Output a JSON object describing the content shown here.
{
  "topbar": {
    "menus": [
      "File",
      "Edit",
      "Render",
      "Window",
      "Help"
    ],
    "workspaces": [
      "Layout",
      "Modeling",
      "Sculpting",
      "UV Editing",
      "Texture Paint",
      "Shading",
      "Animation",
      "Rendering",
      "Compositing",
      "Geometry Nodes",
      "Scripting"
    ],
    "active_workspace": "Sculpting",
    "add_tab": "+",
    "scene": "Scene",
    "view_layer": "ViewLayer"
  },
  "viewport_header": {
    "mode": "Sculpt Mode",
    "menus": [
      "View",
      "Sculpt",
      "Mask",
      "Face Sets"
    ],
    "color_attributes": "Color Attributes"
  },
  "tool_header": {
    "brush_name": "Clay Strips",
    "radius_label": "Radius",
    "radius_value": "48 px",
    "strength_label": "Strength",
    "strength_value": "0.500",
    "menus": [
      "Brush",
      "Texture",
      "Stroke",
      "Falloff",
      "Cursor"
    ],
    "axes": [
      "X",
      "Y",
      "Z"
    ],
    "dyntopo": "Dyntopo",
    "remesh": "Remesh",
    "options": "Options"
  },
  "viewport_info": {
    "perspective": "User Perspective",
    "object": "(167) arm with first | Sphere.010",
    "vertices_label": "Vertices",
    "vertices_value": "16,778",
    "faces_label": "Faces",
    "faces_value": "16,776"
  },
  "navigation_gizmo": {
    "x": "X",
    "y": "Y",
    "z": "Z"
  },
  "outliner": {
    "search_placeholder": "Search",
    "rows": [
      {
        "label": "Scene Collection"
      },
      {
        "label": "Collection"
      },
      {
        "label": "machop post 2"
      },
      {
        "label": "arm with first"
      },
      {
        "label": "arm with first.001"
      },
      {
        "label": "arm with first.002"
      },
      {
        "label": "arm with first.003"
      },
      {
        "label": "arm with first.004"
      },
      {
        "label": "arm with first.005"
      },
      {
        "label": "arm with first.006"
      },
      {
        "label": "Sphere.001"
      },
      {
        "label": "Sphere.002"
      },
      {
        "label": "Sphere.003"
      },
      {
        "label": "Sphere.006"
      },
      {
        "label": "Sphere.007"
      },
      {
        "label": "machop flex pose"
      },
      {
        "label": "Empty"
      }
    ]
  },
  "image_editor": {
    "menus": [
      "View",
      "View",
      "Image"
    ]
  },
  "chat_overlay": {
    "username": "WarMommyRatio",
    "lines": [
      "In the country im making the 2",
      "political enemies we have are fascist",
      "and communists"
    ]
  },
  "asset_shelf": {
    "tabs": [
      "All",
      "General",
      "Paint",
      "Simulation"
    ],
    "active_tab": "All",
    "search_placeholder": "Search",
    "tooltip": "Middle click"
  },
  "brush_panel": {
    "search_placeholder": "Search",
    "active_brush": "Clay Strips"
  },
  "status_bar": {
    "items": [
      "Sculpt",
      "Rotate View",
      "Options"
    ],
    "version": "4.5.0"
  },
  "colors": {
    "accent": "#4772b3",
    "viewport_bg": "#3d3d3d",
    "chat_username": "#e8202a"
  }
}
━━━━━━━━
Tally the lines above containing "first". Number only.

** Answer to this exercise **
8